$149,000 for lack of hazardous energy procedures, not training workers
CLEVELAND – The U.S. Department of Labor's Occupational Safety and Health Administration has cited Precision Production Inc., a manufacturer of fabricated components in Cleveland, with 15 alleged safety violations. The company faces penalties totaling $149,250.
"Failing to implement procedures to prevent injury from unexpected energization or startup of machinery and equipment is a leading cause of workplace injury," said OSHA Area Director Rob Medlock in Cleveland. "By not having safety procedures in place, employers such as Precision Production are knowingly putting their workers at risk. OSHA is committed to seeing that workers are provided with a safe and healthy workplace."
As a result of a May inspection by OSHA, the company was issued four willful citations with proposed fines of $140,000 for failing to establish lockout/tagout procedures of energy sources, train workers on recognizing hazardous energy sources and control methods, and require workers to lock out machinery when performing maintenance and have machine guards in place.
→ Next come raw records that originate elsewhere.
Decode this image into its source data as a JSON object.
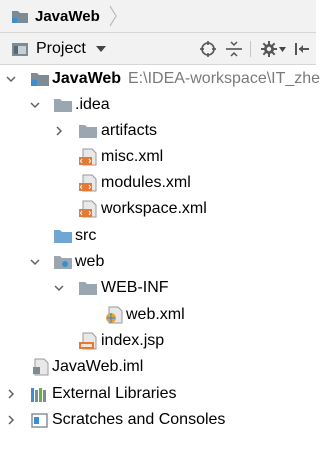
{
  "navbar": {
    "project_name": "JavaWeb"
  },
  "toolbar": {
    "view_label": "Project"
  },
  "tree": {
    "root": {
      "label": "JavaWeb",
      "path": "E:\\IDEA-workspace\\IT_zher"
    },
    "idea_folder": ".idea",
    "artifacts": "artifacts",
    "misc": "misc.xml",
    "modules": "modules.xml",
    "workspace": "workspace.xml",
    "src": "src",
    "web": "web",
    "webinf": "WEB-INF",
    "webxml": "web.xml",
    "indexjsp": "index.jsp",
    "iml": "JavaWeb.iml",
    "external_libraries": "External Libraries",
    "scratches": "Scratches and Consoles"
  },
  "colors": {
    "folder": "#9aa7b0",
    "module_folder": "#7f8b94",
    "xml_badge": "#e07b39",
    "web_folder_dot": "#3c8fcc",
    "arrow": "#606060"
  }
}
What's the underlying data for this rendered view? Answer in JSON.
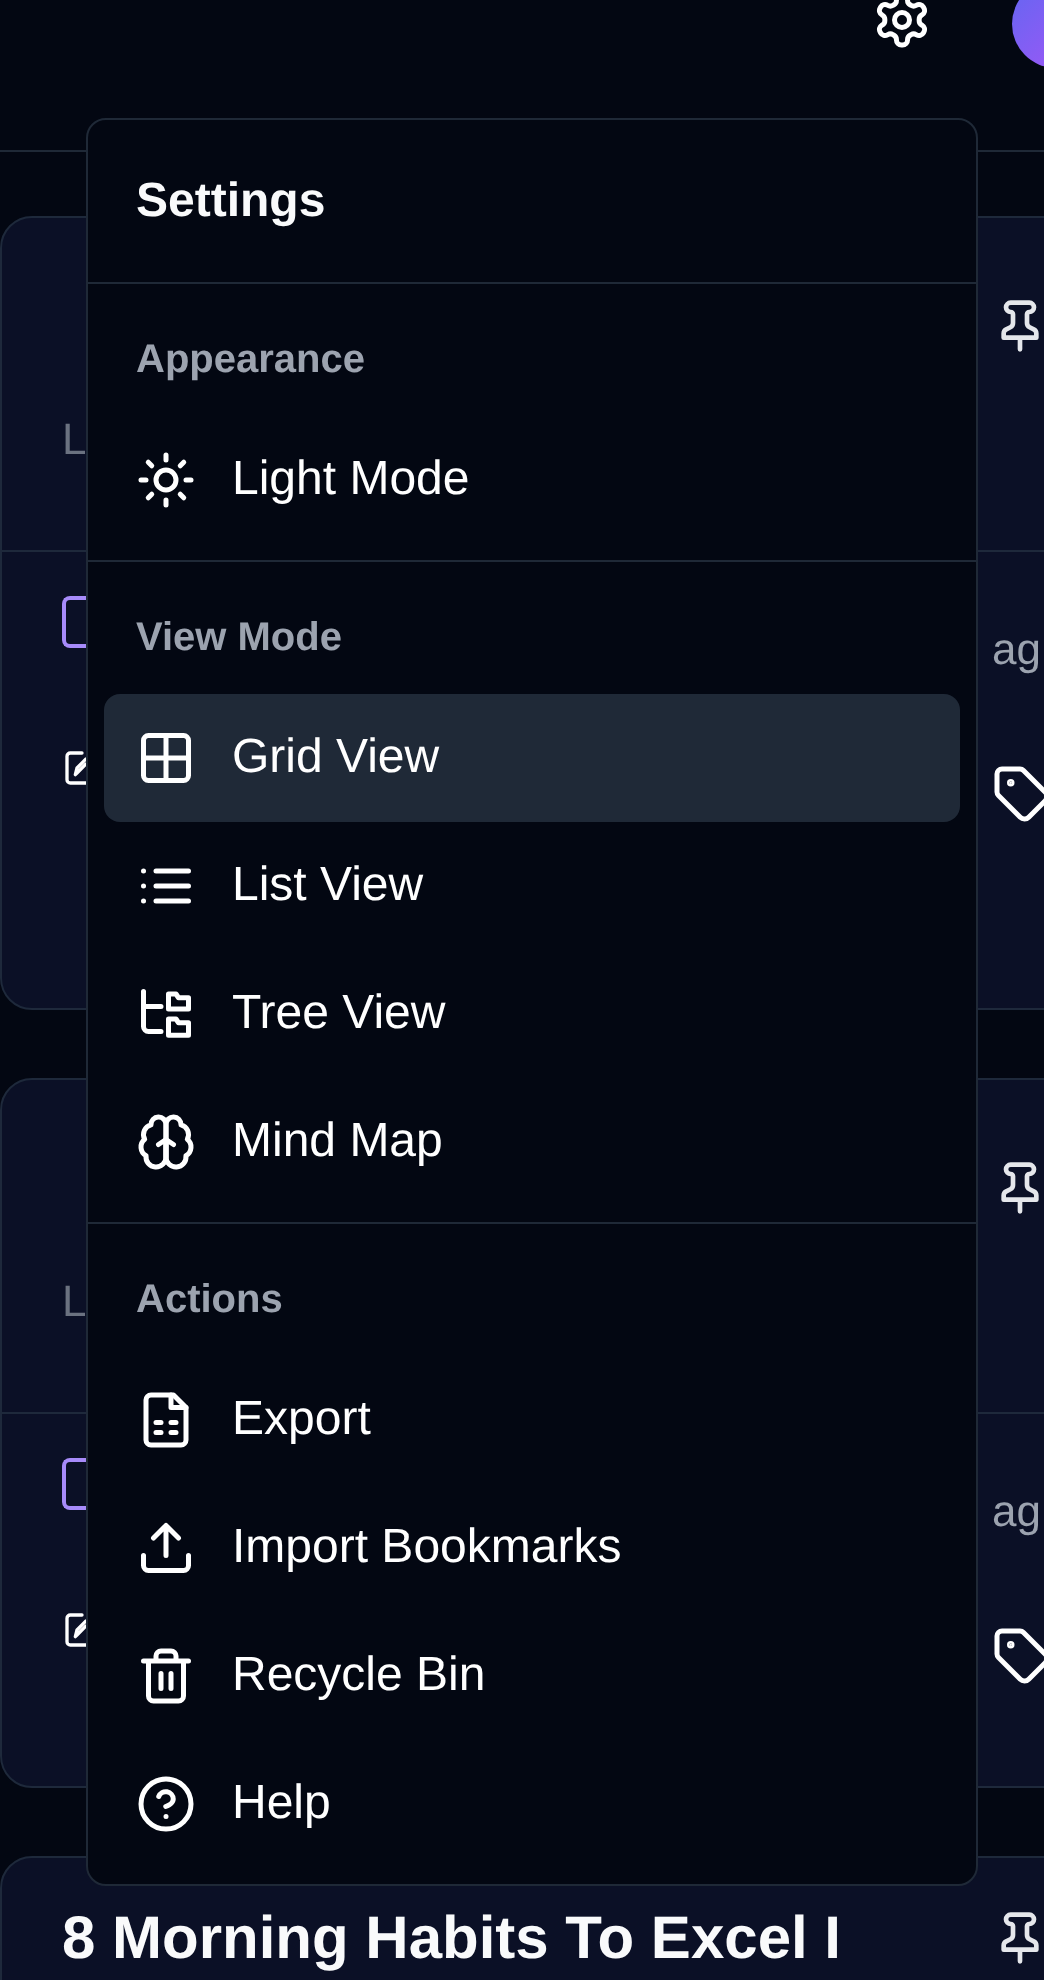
{
  "cards": [
    {
      "subtitle": "L",
      "time": "ag"
    },
    {
      "subtitle": "L",
      "time": "ag"
    },
    {
      "title": "8 Morning Habits To Excel I"
    }
  ],
  "settings_menu": {
    "title": "Settings",
    "sections": [
      {
        "label": "Appearance",
        "items": [
          {
            "label": "Light Mode",
            "selected": false
          }
        ]
      },
      {
        "label": "View Mode",
        "items": [
          {
            "label": "Grid View",
            "selected": true
          },
          {
            "label": "List View",
            "selected": false
          },
          {
            "label": "Tree View",
            "selected": false
          },
          {
            "label": "Mind Map",
            "selected": false
          }
        ]
      },
      {
        "label": "Actions",
        "items": [
          {
            "label": "Export",
            "selected": false
          },
          {
            "label": "Import Bookmarks",
            "selected": false
          },
          {
            "label": "Recycle Bin",
            "selected": false
          },
          {
            "label": "Help",
            "selected": false
          }
        ]
      }
    ]
  }
}
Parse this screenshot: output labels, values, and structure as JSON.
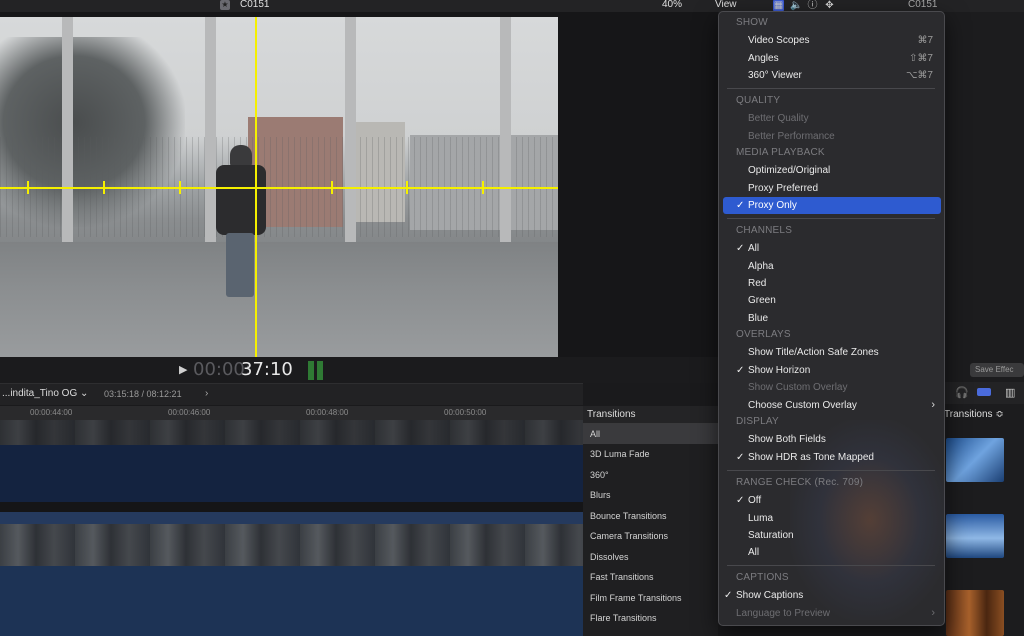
{
  "topbar": {
    "clip_title": "C0151",
    "zoom": "40%",
    "view_label": "View",
    "clip_title_right": "C0151"
  },
  "transport": {
    "timecode_dim": "00:00:",
    "timecode_bright": "37:10"
  },
  "timeline": {
    "project_name": "...indita_Tino OG",
    "project_time": "03:15:18 / 08:12:21",
    "ruler": [
      "00:00:44:00",
      "00:00:46:00",
      "00:00:48:00",
      "00:00:50:00"
    ]
  },
  "transitions_browser": {
    "title": "Transitions",
    "items": [
      "All",
      "3D Luma Fade",
      "360°",
      "Blurs",
      "Bounce Transitions",
      "Camera Transitions",
      "Dissolves",
      "Fast Transitions",
      "Film Frame Transitions",
      "Flare Transitions"
    ]
  },
  "right_panel": {
    "save_effects": "Save Effec",
    "transitions_label": "Transitions ≎"
  },
  "menu": {
    "sections": {
      "show": "SHOW",
      "quality": "QUALITY",
      "media_playback": "MEDIA PLAYBACK",
      "channels": "CHANNELS",
      "overlays": "OVERLAYS",
      "display": "DISPLAY",
      "range_check": "RANGE CHECK (Rec. 709)",
      "captions": "CAPTIONS"
    },
    "items": {
      "video_scopes": "Video Scopes",
      "video_scopes_sc": "⌘7",
      "angles": "Angles",
      "angles_sc": "⇧⌘7",
      "viewer_360": "360° Viewer",
      "viewer_360_sc": "⌥⌘7",
      "better_quality": "Better Quality",
      "better_performance": "Better Performance",
      "optimized_original": "Optimized/Original",
      "proxy_preferred": "Proxy Preferred",
      "proxy_only": "Proxy Only",
      "ch_all": "All",
      "alpha": "Alpha",
      "red": "Red",
      "green": "Green",
      "blue": "Blue",
      "safe_zones": "Show Title/Action Safe Zones",
      "show_horizon": "Show Horizon",
      "show_custom_overlay": "Show Custom Overlay",
      "choose_custom_overlay": "Choose Custom Overlay",
      "both_fields": "Show Both Fields",
      "hdr_tone_mapped": "Show HDR as Tone Mapped",
      "off": "Off",
      "luma": "Luma",
      "saturation": "Saturation",
      "rc_all": "All",
      "show_captions": "Show Captions",
      "language_preview": "Language to Preview"
    },
    "check": "✓",
    "submenu_arrow": "›"
  }
}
A willful violation is one committed with intentional, knowing or voluntary disregard for the law's requirements, or plain indifference to employee safety and health.
Precision Production Inc. also received 10 serious citations with proposed penalties of $9,250. Alleged violations include failing to develop training programs for working with hazardous chemicals, develop and implement a workplace hazard assessment, train workers in the use and wear of personal protective equipment and conduct required crane inspections. A serious citation is issued when there is substantial probability that death or serious physical harm could result from a hazard about which the employer knew or should have known.
The company also received one other-than-serious violation for failing to maintain an OSH 300 log of all recordable occupational injuries. An-other-than-serious violation is one that has a direct relationship to job safety and health, but probably would not cause death or serious physical harm.
The company has 15 business days from receipt of its citations and penalties to comply, request an informal conference with OSHA's area director or contest the findings before the independent Occupational Safety and Health Review Commission. Employers and employees with questions regarding workplace safety and health standards can call OSHA's Cleveland Area Office at 216-615-4266. To report workplace accidents, fatalities or situations posing imminent danger to workers, call OSHA's toll-free hotline at 800-321-OSHA (6742).
Under the Occupational Safety and Health Act of 1970, employers are responsible for providing safe and healthful workplaces for their employees. OSHA's role is to assure these conditions for America's working men and women by setting and enforcing standards, and providing training, education and assistance. For more information, visit http://www.osha.gov.
U.S. Department of Labor releases are accessible on the Internet at http://www.dol.gov. The information in this news release will be made available in alternate format (large print, Braille, audiotape or disc) from the COAST office upon request. Please specify which news release when placing your request at 202-693-7828 or TTY 202-693-7755. The Labor Department is committed to providing America's employers and employees with easy access to understandable information on how to comply with its laws and regulations. For more information, please visit http://www.dol.gov/compliance.